> _Records for the exercise_
------------------------------

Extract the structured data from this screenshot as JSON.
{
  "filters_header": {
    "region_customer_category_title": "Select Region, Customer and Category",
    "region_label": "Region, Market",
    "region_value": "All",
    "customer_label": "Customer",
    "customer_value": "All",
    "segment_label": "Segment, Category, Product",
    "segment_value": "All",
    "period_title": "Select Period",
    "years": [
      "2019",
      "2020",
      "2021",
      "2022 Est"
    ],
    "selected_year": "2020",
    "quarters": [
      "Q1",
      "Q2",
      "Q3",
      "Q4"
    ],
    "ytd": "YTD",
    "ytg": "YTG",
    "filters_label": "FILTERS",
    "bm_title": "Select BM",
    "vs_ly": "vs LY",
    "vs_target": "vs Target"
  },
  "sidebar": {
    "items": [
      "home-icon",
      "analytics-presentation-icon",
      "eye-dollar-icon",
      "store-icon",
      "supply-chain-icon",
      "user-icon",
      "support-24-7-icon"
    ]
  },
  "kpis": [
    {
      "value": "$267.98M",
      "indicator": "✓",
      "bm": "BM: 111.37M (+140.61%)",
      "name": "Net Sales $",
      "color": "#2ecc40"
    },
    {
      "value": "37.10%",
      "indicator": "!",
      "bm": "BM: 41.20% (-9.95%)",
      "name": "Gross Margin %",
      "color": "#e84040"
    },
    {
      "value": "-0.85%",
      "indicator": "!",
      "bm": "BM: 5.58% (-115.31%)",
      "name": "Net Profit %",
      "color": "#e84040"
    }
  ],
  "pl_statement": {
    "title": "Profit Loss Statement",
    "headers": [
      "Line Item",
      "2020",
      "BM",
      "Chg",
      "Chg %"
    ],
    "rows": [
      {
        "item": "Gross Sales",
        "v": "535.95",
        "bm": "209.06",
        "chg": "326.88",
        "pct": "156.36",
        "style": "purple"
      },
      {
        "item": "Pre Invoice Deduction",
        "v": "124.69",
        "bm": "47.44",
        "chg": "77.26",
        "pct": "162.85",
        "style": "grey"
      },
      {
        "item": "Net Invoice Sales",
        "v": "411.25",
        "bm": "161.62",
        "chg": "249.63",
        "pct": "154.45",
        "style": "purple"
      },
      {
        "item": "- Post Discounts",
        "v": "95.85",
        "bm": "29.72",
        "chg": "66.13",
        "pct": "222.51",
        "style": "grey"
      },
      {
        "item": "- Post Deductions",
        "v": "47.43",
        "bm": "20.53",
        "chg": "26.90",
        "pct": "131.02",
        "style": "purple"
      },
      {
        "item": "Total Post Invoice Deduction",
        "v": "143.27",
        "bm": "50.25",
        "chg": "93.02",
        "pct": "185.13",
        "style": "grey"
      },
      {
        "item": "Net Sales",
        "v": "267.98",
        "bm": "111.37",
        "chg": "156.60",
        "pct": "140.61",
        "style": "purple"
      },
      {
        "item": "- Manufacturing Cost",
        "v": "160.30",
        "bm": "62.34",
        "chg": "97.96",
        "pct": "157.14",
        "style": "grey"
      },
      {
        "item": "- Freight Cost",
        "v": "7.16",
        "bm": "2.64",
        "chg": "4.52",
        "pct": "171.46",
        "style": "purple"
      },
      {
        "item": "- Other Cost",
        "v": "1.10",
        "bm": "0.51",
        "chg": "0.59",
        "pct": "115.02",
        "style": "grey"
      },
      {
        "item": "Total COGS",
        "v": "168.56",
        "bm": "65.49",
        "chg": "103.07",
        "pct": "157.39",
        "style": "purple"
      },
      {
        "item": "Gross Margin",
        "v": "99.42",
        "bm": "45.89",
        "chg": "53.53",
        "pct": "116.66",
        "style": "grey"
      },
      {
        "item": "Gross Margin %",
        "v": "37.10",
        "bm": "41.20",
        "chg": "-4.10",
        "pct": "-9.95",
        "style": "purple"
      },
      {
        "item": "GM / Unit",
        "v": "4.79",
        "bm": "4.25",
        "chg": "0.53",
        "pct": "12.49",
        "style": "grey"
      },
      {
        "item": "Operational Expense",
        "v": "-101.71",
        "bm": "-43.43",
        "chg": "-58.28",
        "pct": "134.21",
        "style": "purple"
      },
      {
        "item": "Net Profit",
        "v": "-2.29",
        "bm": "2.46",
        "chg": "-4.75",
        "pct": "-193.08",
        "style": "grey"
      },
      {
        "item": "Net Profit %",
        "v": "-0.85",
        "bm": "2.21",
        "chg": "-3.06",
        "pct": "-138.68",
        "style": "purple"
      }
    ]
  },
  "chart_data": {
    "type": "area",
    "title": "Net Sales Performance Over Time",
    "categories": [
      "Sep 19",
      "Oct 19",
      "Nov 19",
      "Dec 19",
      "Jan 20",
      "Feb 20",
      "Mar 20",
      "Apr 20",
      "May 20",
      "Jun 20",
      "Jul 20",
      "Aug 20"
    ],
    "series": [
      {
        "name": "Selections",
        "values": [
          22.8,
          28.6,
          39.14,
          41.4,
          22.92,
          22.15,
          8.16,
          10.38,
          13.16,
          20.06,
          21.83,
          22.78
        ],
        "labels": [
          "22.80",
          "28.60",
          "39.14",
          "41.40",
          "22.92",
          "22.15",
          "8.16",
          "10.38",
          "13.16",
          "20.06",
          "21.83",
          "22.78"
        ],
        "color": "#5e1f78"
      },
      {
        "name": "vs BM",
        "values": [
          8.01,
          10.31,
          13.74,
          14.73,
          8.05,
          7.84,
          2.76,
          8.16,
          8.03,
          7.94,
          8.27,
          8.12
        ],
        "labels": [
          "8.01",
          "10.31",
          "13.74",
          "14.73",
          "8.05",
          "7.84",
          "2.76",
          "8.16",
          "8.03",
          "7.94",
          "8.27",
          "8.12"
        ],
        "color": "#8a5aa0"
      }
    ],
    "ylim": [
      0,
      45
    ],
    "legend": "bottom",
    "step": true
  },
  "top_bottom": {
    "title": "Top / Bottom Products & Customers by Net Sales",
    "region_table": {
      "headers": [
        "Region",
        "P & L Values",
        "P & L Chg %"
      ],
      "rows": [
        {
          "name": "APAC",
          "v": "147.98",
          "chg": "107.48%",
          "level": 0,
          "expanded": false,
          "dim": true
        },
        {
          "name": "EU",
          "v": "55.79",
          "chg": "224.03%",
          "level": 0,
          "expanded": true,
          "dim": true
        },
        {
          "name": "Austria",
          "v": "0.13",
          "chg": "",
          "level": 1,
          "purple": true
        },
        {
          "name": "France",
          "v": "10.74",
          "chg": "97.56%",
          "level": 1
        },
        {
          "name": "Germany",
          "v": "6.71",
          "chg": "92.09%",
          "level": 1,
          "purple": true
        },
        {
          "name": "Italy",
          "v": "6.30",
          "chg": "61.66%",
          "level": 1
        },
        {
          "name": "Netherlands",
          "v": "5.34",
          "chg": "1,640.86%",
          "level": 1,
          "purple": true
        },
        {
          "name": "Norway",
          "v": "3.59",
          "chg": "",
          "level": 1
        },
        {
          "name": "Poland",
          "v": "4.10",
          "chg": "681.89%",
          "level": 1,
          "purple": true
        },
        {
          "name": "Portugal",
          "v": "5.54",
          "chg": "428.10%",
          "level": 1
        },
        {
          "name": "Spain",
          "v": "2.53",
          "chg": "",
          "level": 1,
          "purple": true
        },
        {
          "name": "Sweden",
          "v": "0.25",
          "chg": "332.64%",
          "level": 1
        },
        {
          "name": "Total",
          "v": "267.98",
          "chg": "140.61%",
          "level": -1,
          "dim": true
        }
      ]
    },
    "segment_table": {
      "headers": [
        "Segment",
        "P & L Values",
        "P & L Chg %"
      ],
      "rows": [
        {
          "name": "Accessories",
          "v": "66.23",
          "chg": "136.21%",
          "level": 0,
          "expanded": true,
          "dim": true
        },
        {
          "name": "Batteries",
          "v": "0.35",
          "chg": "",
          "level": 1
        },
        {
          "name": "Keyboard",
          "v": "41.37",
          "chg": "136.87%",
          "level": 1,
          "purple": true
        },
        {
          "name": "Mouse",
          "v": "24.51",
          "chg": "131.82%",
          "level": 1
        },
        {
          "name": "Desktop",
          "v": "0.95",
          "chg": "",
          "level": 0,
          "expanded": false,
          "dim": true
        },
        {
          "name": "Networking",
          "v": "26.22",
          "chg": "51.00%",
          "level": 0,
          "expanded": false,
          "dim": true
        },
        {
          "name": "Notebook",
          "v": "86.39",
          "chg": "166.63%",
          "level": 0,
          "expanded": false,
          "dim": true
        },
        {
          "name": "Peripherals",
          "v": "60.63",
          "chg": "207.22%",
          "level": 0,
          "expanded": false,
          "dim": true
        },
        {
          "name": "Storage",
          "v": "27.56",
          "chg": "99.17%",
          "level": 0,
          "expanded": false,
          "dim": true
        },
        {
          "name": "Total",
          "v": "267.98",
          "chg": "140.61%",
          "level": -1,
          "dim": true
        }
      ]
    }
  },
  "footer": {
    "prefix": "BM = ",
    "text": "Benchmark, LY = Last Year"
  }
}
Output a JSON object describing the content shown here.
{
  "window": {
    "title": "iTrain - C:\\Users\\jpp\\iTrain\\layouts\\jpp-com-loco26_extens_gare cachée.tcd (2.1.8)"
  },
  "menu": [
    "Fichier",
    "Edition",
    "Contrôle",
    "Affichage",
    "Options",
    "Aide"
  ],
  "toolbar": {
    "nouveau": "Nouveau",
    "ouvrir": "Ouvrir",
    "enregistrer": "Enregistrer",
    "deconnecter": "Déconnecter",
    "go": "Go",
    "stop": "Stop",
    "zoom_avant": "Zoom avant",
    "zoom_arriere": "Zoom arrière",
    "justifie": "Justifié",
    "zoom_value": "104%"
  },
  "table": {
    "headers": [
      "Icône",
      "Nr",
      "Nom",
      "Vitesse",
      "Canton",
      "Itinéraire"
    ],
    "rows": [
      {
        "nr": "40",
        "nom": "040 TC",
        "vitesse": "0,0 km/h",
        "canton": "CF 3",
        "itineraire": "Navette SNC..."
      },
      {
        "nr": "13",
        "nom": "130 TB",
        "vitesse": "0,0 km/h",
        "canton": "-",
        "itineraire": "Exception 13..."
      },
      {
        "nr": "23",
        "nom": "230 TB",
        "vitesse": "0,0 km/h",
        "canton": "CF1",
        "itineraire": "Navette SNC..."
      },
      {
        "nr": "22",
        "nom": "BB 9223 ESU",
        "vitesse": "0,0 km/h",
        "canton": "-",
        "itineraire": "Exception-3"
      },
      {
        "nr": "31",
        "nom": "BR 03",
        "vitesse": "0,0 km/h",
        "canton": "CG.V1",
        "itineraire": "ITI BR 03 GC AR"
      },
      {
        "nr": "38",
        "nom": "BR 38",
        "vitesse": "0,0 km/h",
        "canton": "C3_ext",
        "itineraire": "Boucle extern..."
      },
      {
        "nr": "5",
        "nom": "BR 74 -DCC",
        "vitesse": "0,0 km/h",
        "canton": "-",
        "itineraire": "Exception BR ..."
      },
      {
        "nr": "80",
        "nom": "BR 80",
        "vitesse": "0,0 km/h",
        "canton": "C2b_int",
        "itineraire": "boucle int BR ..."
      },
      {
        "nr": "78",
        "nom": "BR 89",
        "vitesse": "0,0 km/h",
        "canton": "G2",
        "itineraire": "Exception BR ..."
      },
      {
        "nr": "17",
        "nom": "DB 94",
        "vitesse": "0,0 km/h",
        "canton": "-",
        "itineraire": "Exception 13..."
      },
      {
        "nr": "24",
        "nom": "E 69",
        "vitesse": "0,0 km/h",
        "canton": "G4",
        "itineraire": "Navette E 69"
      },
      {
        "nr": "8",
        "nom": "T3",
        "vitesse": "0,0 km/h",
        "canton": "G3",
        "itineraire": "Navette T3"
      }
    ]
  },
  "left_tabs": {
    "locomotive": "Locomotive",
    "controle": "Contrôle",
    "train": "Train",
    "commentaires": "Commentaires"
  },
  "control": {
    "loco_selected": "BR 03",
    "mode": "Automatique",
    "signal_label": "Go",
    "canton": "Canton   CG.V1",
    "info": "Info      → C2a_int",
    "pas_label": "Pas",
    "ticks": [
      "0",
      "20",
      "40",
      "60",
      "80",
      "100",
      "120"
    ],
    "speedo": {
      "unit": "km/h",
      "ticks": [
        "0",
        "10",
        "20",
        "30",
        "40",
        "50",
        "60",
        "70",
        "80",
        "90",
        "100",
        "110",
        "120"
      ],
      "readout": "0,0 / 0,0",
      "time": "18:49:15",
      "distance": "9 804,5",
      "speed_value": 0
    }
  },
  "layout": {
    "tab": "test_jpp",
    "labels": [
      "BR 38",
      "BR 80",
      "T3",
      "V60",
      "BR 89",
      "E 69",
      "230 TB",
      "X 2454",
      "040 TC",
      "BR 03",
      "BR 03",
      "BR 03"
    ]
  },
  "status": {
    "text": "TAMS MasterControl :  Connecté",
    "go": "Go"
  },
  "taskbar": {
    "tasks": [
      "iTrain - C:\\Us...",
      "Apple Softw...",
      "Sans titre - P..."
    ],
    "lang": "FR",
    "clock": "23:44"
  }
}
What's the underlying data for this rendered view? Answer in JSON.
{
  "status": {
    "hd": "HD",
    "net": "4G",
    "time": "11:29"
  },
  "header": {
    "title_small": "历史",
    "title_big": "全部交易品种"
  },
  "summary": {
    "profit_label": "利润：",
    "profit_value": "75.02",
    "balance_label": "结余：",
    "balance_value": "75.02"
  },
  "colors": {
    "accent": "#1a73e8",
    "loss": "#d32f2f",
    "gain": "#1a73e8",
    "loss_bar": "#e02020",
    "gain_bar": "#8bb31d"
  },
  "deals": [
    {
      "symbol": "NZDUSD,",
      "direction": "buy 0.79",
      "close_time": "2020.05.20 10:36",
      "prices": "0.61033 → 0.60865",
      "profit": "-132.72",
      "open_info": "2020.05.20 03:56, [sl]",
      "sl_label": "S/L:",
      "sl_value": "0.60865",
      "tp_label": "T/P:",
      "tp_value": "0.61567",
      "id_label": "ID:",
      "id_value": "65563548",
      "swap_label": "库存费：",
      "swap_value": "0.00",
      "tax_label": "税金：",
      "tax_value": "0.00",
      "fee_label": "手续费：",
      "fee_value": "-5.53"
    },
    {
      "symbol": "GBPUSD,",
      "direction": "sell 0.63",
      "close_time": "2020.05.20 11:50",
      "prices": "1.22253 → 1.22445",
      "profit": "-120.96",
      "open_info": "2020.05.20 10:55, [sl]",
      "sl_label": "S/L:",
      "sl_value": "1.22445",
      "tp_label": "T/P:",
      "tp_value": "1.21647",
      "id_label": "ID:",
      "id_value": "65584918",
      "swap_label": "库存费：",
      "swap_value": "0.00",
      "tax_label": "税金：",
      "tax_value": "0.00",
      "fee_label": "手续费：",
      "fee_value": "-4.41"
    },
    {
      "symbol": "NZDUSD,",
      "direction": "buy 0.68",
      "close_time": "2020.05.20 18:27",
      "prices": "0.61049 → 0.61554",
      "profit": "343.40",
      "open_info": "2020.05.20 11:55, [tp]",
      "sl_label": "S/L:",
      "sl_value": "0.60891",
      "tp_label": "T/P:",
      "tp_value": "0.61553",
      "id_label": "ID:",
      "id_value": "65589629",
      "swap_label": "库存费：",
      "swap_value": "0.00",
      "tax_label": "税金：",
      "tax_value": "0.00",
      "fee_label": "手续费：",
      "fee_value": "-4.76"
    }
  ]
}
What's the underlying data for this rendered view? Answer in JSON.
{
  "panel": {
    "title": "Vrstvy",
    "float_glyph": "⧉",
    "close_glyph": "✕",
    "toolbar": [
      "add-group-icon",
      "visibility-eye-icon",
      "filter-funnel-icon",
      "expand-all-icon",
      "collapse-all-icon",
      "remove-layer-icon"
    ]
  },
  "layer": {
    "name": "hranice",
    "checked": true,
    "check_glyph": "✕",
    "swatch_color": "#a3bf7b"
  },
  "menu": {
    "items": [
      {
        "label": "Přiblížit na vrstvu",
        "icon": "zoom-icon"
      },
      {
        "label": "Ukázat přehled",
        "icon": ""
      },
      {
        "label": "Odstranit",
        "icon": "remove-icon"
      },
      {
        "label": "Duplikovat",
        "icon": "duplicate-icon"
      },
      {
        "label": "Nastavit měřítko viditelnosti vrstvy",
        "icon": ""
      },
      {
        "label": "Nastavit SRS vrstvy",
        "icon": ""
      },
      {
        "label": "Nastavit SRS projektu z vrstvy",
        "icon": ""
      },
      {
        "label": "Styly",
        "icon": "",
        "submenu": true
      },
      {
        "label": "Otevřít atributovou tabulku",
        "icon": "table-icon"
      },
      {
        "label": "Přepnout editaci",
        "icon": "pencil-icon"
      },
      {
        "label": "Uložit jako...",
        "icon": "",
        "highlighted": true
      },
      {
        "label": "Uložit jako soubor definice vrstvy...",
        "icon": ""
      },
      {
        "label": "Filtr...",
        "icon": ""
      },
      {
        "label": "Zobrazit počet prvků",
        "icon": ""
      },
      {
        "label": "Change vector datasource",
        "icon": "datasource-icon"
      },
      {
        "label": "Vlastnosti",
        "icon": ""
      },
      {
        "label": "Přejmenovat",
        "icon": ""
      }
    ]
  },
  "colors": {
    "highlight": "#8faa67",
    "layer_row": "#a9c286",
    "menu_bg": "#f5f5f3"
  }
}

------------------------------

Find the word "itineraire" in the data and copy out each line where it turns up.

        "itineraire": "Navette SNC..."
        "itineraire": "Exception 13..."
        "itineraire": "Navette SNC..."
        "itineraire": "Exception-3"
        "itineraire": "ITI BR 03 GC AR"
        "itineraire": "Boucle extern..."
        "itineraire": "Exception BR ..."
        "itineraire": "boucle int BR ..."
        "itineraire": "Exception BR ..."
        "itineraire": "Exception 13..."
        "itineraire": "Navette E 69"
        "itineraire": "Navette T3"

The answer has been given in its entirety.